What to produce: Filter the listing below down to the lines holding the word "each", and copy those lines.

Data section:
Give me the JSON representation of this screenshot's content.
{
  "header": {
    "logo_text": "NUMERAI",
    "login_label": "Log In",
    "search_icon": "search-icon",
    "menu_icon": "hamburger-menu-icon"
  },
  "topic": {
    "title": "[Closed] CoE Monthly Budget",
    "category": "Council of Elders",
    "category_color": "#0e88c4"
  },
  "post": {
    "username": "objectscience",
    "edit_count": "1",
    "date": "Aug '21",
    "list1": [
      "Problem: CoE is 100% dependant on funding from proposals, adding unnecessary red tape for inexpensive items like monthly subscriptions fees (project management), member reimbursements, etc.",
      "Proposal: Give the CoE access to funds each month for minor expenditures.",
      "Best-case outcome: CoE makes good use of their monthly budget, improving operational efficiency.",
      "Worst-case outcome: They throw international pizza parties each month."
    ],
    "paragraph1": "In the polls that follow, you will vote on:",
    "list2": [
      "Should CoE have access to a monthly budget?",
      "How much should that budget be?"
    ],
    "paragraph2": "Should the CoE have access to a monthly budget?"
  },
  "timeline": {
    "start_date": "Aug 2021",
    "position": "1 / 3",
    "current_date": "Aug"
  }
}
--
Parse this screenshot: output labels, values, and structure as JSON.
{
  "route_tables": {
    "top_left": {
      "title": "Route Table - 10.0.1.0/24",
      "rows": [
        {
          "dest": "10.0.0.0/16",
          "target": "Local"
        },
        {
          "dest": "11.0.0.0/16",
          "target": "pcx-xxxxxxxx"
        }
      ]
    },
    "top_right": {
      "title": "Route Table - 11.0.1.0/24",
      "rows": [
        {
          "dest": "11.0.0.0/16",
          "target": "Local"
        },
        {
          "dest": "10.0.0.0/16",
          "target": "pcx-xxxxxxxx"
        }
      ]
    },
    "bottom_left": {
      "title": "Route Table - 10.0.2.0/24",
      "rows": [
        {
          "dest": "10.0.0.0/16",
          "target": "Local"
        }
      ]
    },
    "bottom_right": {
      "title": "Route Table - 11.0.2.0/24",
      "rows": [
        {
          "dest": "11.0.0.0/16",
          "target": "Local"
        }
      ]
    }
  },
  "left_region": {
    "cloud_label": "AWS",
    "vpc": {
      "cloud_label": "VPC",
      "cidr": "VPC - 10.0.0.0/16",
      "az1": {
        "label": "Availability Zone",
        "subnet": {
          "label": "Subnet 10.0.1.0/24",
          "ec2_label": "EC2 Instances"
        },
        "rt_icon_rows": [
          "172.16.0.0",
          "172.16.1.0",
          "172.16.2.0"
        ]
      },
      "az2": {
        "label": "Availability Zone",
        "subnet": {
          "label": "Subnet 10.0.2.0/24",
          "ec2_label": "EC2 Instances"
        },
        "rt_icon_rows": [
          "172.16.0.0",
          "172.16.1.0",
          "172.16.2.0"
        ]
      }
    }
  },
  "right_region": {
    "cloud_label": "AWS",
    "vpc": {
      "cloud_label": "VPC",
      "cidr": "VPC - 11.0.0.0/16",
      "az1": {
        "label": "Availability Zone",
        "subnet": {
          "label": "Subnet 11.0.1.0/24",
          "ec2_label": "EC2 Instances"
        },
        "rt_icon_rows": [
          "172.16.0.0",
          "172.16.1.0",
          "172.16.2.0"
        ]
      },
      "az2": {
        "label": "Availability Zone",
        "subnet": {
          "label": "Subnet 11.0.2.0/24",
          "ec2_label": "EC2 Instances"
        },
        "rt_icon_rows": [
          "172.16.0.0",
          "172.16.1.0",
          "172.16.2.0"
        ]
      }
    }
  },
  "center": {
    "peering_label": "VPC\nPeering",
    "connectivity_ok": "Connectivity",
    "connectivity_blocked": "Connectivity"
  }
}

Answer section:
      "Proposal: Give the CoE access to funds each month for minor expenditures.",
      "Worst-case outcome: They throw international pizza parties each month."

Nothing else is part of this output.